Higher education in Morocco continues to attract an increasing number of students and new universities have opened. But a critic of government policies has highlighted problems including lack of lecturers, stagnation of research, and reforms that have not been carried out.
Morocco is considering a number of higher education reforms, including grouping big universities together into ‘hubs’ to increase their visibility, promoting research and making mastering English compulsory for students wanting admission to science universities.
Kenyan university students resumed studies in late September after highly disruptive, countrywide street protests over an unprecedented delay in the disbursement of student loans.
The Zimbabwe National Students Union has demanded the withdrawal of a PhD awarded last month to the wife of President Robert Mugabe, arguing that it is not credible. First lady Grace Mugabe stands accused of having registered at the University of Zimbabwe in July this year and completing her PhD thesis last month, in a record two months.
Tunisia has officially unveiled an economic development mega-project that will house research and science, university and medical ‘cities’ and will include a range of research centres, science institutes and branches of foreign universities.
A private university in Kenya is facing an auction of some of its prime property by banks and several other institutions are in financial trouble, in what some fear is a signal that the rapid expansion of higher education in the country has reached a sustainability limit.
The deaths in Nigeria of two medical doctors associated with teaching hospitals, both victims of the dreaded Ebola virus in the horrifying outbreak of the disease in West Africa, has created panic and unsettled nerves on campuses.
Ugandan President Yoweri Museveni, once a student of the arts but now a champion of science, has advised universities funded by the government to develop more science courses and to drop many in the arts and humanities.

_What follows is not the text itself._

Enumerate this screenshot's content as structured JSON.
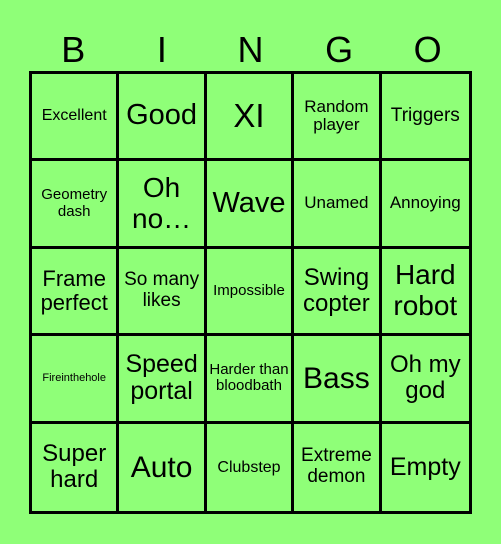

The decision by Egyptian authorities to postpone the start of the new academic year by two weeks has drawn sustained criticism from lecturers and students. Minister of Higher Education Sayed Abdel Khaleq said universities would open their gates on 11 October instead of 27 September as scheduled.
Foreign students from large, fast-growing cities in emerging markets who are enrolled in universities and colleges in the United States contribute significant financial and social benefits and skills to their new metropolitan destinations, according to the Global Cities Initiative, a groundbreaking joint project of the Brookings Institution and JPMorgan Chase.
Five cities – Lagos, Nairobi, Accra, Addis Ababa and Cairo – are the home towns of the largest contingents of African foreign students studying in universities and colleges in the United States, according to a report from the Brookings Institution and JPMorgan Chase.
A highly selective system of tracking students into general and vocational secondary education quite early, based on high-stakes national examinations, has significantly contributed to inequities in access to higher education and learning achievement in Egypt, says a new World Bank study.
Following the massive failure of students in pre-university examinations, Nigeria’s influential daily newspaper The Guardian – in a rare front-page editorial – urged the authorities to declare a state of emergency in education. The vast majority of university lecturers supported the newspaper’s call.
Kenya is seeking private investors to set up an ambitious online university to ease an enrolment crisis. After a three-year shortfall in funding – which saw the government raise only US$282,300 for the US$36 million project – it has changed course regarding finance.
Egypt’s professional unions have warned against an increase in numbers of new students attending the country’s schools of pharmacology and dentistry, saying that graduates of both majors already surpass the market needs.